[Page and application data records]
○ ○ ○ ○ ○ ○ ○

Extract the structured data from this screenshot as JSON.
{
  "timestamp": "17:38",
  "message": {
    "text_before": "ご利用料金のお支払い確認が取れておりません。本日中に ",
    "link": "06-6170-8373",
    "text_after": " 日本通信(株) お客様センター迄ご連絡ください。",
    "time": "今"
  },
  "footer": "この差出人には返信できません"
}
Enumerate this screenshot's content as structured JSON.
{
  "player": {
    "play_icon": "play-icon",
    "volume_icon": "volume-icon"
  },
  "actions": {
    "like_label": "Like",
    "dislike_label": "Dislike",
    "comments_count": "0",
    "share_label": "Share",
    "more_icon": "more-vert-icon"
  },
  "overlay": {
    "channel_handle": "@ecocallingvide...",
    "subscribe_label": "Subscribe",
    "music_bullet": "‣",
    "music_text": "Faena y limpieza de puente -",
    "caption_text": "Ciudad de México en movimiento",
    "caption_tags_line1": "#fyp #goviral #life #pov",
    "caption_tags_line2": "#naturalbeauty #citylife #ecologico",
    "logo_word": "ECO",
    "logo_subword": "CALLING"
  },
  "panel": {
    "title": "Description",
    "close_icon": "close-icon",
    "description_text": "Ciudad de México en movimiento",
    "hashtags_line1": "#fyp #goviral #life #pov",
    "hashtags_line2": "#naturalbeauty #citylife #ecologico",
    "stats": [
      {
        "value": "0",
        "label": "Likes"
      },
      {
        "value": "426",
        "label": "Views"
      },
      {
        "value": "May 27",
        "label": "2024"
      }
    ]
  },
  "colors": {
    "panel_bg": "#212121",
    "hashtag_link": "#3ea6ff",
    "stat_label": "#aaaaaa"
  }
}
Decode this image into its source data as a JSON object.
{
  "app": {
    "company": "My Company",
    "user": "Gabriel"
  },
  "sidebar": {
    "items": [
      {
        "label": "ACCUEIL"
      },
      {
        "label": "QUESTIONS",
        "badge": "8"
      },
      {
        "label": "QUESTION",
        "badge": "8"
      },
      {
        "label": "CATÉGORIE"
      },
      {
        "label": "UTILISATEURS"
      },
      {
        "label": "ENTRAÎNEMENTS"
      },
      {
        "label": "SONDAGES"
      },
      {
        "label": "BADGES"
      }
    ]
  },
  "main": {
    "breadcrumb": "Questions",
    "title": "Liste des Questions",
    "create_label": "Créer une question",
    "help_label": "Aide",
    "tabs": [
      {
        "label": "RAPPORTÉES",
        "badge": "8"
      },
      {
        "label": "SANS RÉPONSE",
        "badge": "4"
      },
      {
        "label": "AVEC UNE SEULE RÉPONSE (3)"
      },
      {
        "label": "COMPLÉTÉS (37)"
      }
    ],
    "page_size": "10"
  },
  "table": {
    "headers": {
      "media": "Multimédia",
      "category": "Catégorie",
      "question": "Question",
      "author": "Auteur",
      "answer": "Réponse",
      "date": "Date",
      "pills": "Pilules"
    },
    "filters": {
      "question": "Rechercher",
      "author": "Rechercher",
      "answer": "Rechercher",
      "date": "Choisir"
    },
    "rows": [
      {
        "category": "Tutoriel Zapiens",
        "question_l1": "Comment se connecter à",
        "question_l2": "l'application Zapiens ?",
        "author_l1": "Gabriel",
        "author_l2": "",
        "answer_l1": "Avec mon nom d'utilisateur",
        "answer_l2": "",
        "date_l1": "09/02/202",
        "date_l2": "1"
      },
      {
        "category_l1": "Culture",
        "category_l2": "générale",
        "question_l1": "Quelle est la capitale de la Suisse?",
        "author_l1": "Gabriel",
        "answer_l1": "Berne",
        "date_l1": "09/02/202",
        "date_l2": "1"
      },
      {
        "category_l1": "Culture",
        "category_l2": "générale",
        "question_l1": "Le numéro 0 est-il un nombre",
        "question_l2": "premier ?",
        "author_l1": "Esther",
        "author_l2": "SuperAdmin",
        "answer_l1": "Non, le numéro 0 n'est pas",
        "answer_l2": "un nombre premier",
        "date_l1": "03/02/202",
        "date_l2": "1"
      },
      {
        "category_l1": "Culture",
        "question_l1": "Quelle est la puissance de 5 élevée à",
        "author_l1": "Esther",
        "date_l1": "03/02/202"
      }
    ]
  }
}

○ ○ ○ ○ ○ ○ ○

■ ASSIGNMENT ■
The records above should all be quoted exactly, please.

■ RESULT FOR THIS EXERCISE ■
Extract the structured data from this screenshot as JSON.
{
  "timestamp": "17:38",
  "message": {
    "text_before": "ご利用料金のお支払い確認が取れておりません。本日中に ",
    "link": "06-6170-8373",
    "text_after": " 日本通信(株) お客様センター迄ご連絡ください。",
    "time": "今"
  },
  "footer": "この差出人には返信できません"
}
Enumerate this screenshot's content as structured JSON.
{
  "player": {
    "play_icon": "play-icon",
    "volume_icon": "volume-icon"
  },
  "actions": {
    "like_label": "Like",
    "dislike_label": "Dislike",
    "comments_count": "0",
    "share_label": "Share",
    "more_icon": "more-vert-icon"
  },
  "overlay": {
    "channel_handle": "@ecocallingvide...",
    "subscribe_label": "Subscribe",
    "music_bullet": "‣",
    "music_text": "Faena y limpieza de puente -",
    "caption_text": "Ciudad de México en movimiento",
    "caption_tags_line1": "#fyp #goviral #life #pov",
    "caption_tags_line2": "#naturalbeauty #citylife #ecologico",
    "logo_word": "ECO",
    "logo_subword": "CALLING"
  },
  "panel": {
    "title": "Description",
    "close_icon": "close-icon",
    "description_text": "Ciudad de México en movimiento",
    "hashtags_line1": "#fyp #goviral #life #pov",
    "hashtags_line2": "#naturalbeauty #citylife #ecologico",
    "stats": [
      {
        "value": "0",
        "label": "Likes"
      },
      {
        "value": "426",
        "label": "Views"
      },
      {
        "value": "May 27",
        "label": "2024"
      }
    ]
  },
  "colors": {
    "panel_bg": "#212121",
    "hashtag_link": "#3ea6ff",
    "stat_label": "#aaaaaa"
  }
}
Decode this image into its source data as a JSON object.
{
  "app": {
    "company": "My Company",
    "user": "Gabriel"
  },
  "sidebar": {
    "items": [
      {
        "label": "ACCUEIL"
      },
      {
        "label": "QUESTIONS",
        "badge": "8"
      },
      {
        "label": "QUESTION",
        "badge": "8"
      },
      {
        "label": "CATÉGORIE"
      },
      {
        "label": "UTILISATEURS"
      },
      {
        "label": "ENTRAÎNEMENTS"
      },
      {
        "label": "SONDAGES"
      },
      {
        "label": "BADGES"
      }
    ]
  },
  "main": {
    "breadcrumb": "Questions",
    "title": "Liste des Questions",
    "create_label": "Créer une question",
    "help_label": "Aide",
    "tabs": [
      {
        "label": "RAPPORTÉES",
        "badge": "8"
      },
      {
        "label": "SANS RÉPONSE",
        "badge": "4"
      },
      {
        "label": "AVEC UNE SEULE RÉPONSE (3)"
      },
      {
        "label": "COMPLÉTÉS (37)"
      }
    ],
    "page_size": "10"
  },
  "table": {
    "headers": {
      "media": "Multimédia",
      "category": "Catégorie",
      "question": "Question",
      "author": "Auteur",
      "answer": "Réponse",
      "date": "Date",
      "pills": "Pilules"
    },
    "filters": {
      "question": "Rechercher",
      "author": "Rechercher",
      "answer": "Rechercher",
      "date": "Choisir"
    },
    "rows": [
      {
        "category": "Tutoriel Zapiens",
        "question_l1": "Comment se connecter à",
        "question_l2": "l'application Zapiens ?",
        "author_l1": "Gabriel",
        "author_l2": "",
        "answer_l1": "Avec mon nom d'utilisateur",
        "answer_l2": "",
        "date_l1": "09/02/202",
        "date_l2": "1"
      },
      {
        "category_l1": "Culture",
        "category_l2": "générale",
        "question_l1": "Quelle est la capitale de la Suisse?",
        "author_l1": "Gabriel",
        "answer_l1": "Berne",
        "date_l1": "09/02/202",
        "date_l2": "1"
      },
      {
        "category_l1": "Culture",
        "category_l2": "générale",
        "question_l1": "Le numéro 0 est-il un nombre",
        "question_l2": "premier ?",
        "author_l1": "Esther",
        "author_l2": "SuperAdmin",
        "answer_l1": "Non, le numéro 0 n'est pas",
        "answer_l2": "un nombre premier",
        "date_l1": "03/02/202",
        "date_l2": "1"
      },
      {
        "category_l1": "Culture",
        "question_l1": "Quelle est la puissance de 5 élevée à",
        "author_l1": "Esther",
        "date_l1": "03/02/202"
      }
    ]
  }
}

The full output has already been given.